I believe the opportunity to engage more coffee consumers in Africa will also come from the engagement of entrepreneurs who understand the needs of those they wish to serve. when government and non for profits work together to help businesses and small entrepreneurs thrive.

Bringing more people and ideas to the table is imperative.  The world must be more inclusive.

Specialty coffees are at the Heart of Africa.  It is a heart that’s filled with determination, hopes, and dreams, a heart that pounds inside millions of women who meticulously work hard at picking and sorting coffee beans.  Hearts that believe in a brighter future, a better world. Specialty coffees are at the Heart of Africa when there’s space for women to use their talents not only in manual labor but inside the board room and in decision making roles.

Let me be the first to say, we are making progress, but we have more work to do. 

Let us look more closely to exam ourselves.

Policies and practices that determine who sits in boardrooms and executive offices must not exclude anyone.  If your policies and practices are barriers, they must be changed.    

Non for profits, governments, corporations if your teams don’t resemble those you serve (customers), those who serve you, (your suppliers), or those you want to serve, (potential new customers) then you have oversight in your decision making and you’re missing a perspective and this needs to change.     

We must realize that breakthrough idea will come from having all voices at the table.     

I had the pleasure of being involved in the early stages of working with women in coffee here in Africa in 2009.   This work was led by the International Women’s Coffee Alliance with support from the UN International Trade Centre and others.   I’m proud to see many of you in the room today who lead various programs to help support women.  Women are the backbone of the global coffee supply chain.

If you don’t do anything else, I invite you to attend the International Women’s Coffee Alliance breakfast in the morning to learn about the work that’s going on here in Africa.    

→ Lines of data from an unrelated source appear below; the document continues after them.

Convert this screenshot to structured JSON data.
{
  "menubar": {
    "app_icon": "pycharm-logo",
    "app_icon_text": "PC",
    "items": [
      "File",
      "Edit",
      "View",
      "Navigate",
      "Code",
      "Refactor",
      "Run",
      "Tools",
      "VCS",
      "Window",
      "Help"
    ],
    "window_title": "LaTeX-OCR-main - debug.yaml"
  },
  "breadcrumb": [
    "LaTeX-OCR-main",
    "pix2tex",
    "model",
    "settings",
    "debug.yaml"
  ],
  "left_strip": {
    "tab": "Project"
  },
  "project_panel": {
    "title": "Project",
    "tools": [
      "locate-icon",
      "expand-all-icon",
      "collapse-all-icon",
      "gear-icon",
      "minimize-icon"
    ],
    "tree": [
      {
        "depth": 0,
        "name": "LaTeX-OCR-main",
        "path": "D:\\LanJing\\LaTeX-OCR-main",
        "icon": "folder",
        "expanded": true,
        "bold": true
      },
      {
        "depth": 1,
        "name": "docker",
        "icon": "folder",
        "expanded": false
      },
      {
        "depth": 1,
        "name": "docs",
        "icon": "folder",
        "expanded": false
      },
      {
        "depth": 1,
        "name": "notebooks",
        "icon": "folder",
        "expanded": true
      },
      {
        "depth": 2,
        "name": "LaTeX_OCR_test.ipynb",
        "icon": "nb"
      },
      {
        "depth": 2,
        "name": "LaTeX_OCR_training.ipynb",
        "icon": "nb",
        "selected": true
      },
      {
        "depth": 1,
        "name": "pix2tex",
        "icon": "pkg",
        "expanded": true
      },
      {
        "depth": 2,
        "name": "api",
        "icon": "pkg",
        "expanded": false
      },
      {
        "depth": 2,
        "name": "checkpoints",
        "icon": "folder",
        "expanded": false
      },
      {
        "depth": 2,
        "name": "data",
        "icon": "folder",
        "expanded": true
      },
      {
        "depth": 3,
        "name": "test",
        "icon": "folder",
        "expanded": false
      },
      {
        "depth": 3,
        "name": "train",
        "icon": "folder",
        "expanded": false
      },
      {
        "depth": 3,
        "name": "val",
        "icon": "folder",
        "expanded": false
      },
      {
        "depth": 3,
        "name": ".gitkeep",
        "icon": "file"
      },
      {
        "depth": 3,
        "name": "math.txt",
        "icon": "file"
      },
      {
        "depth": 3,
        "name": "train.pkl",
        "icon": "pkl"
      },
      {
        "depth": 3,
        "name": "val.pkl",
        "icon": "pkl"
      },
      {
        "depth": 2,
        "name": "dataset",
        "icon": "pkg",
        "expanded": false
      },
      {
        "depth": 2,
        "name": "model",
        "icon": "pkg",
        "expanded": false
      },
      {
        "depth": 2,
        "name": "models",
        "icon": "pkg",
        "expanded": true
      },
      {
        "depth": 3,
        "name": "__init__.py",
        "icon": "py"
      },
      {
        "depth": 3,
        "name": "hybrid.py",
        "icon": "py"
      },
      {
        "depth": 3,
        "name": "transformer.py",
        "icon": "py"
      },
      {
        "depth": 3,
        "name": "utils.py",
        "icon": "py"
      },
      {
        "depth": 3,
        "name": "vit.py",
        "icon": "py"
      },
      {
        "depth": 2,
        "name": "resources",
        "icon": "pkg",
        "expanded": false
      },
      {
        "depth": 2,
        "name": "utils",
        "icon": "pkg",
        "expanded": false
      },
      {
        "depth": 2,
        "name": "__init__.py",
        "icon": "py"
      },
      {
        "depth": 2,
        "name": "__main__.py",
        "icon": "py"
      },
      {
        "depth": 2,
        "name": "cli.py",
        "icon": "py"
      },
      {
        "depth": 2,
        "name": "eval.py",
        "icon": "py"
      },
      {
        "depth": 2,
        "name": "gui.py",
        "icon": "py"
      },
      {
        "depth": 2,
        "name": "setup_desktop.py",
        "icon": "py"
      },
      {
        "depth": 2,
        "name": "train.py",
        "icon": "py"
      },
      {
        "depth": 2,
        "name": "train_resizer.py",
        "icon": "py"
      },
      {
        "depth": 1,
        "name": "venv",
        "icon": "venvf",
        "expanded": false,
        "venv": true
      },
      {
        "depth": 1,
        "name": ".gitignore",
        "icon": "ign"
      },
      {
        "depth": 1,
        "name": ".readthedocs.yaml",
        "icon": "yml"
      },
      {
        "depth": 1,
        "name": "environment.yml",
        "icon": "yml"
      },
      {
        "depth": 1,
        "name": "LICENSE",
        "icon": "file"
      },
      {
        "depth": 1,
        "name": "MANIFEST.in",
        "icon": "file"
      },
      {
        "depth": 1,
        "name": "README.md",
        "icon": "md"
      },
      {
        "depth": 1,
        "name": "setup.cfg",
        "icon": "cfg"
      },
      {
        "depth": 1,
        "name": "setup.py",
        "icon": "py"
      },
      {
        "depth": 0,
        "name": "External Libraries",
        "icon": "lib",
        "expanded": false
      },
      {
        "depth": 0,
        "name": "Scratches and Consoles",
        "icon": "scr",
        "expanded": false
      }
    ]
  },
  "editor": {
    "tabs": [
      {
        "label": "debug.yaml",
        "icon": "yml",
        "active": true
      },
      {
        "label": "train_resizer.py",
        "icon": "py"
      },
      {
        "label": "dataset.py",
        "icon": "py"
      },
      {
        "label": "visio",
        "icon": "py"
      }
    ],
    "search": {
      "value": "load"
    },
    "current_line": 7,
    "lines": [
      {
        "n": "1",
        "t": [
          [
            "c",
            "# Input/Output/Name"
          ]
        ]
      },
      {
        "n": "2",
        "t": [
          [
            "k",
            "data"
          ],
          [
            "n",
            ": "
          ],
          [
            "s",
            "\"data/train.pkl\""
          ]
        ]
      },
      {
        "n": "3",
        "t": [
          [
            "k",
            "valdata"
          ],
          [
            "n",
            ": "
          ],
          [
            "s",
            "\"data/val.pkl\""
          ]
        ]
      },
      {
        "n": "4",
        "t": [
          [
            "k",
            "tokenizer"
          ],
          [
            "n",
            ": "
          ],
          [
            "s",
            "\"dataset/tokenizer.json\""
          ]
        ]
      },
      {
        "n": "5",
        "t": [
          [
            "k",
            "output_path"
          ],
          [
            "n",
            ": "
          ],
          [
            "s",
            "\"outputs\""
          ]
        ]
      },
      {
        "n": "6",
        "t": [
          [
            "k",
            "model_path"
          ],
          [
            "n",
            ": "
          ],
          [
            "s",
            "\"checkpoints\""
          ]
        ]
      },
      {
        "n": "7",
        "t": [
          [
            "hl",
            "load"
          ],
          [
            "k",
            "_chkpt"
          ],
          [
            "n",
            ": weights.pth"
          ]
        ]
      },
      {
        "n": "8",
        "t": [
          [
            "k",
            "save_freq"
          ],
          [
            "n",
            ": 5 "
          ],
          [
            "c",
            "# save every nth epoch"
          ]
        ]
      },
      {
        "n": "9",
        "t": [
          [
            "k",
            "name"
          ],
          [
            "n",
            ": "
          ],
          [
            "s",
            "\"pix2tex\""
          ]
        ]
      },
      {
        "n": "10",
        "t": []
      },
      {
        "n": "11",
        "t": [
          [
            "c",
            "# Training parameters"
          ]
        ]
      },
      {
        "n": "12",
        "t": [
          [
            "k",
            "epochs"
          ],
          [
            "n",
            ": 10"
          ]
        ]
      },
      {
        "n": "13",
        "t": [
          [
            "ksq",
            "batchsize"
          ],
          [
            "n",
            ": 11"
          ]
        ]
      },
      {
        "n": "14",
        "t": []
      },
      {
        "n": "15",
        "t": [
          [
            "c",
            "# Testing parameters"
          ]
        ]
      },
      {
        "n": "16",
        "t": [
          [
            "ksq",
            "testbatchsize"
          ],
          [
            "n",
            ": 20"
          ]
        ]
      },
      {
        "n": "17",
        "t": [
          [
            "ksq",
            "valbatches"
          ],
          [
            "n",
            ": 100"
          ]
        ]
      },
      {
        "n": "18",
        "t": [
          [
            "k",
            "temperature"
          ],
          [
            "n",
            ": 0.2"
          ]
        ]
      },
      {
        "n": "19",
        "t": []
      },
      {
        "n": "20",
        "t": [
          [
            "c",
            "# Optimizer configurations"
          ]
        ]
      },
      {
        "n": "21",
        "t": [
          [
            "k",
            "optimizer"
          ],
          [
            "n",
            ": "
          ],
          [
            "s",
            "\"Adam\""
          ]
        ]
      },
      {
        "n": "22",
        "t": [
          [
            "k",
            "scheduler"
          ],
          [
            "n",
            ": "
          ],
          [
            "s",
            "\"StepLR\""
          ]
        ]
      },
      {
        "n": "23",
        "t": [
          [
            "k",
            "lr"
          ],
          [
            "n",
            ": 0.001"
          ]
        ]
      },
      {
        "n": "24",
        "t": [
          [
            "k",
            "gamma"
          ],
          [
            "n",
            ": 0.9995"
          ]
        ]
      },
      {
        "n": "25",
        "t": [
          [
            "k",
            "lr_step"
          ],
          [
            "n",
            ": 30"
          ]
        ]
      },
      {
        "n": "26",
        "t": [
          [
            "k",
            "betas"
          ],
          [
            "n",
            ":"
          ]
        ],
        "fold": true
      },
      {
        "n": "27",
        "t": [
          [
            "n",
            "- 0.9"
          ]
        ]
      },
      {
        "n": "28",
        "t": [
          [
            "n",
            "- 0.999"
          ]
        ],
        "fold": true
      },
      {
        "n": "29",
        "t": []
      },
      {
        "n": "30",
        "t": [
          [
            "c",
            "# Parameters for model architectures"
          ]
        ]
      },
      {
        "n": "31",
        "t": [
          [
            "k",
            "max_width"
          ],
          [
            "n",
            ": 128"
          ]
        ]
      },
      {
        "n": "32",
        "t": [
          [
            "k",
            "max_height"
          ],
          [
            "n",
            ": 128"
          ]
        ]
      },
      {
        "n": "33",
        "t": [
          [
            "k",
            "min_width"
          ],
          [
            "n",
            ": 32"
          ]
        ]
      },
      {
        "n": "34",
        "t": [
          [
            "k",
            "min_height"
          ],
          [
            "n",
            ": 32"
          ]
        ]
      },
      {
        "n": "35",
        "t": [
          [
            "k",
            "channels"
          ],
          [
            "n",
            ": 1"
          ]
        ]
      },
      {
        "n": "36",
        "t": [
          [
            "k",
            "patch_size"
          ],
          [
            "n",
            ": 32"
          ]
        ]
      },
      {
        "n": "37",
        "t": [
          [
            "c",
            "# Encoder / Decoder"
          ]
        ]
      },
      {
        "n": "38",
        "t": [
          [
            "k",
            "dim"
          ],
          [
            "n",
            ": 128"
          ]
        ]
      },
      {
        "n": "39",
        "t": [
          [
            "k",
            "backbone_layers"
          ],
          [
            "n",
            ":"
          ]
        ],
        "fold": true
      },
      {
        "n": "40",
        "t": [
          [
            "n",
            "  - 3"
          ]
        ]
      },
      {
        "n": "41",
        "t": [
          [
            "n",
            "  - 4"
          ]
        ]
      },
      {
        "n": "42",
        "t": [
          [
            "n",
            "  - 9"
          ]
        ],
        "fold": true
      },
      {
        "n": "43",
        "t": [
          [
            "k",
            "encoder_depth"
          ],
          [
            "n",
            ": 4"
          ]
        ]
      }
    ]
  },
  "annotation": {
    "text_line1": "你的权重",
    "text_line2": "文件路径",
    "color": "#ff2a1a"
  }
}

A few weeks ago, I had the pleasure of attending the 5th Annual Coffee Santhe held in Bangalore, India, a 3-day event organized by the Women’s Coffee Alliance- India.  Part of the program included over 100 children participating in an art competition, drawings must include coffee.  As I walked around checking out the art, 6-year-old Ga-ni-ka’s art caught my eye. 

I would describe as 4 major principles to understanding coffee:

  • First, there are two kinds of coffee, Arabica, and Robusta,
  • Second, Coffee is a process, it has to somehow move from a plant to someone’s cup
  • Third, there is a human element to coffee, a strong connection to life and livelihood
  • Fourth, Coffee should be inclusive, the only way we can solve the challenges we face is by coming together, holding hands as Ganika depicts in her drawing.     
15 years ago I attended the 1st AFCA conference held in Nairobi Kenya. I was inspired by what I learned then.  Today I am encouraged by the progress that has been made.  I hope the 2019 AFCA conference inspires you to invite more people to your table thus adding more ideas, and as a result adding more value to the cup of coffee consumers.


Thank You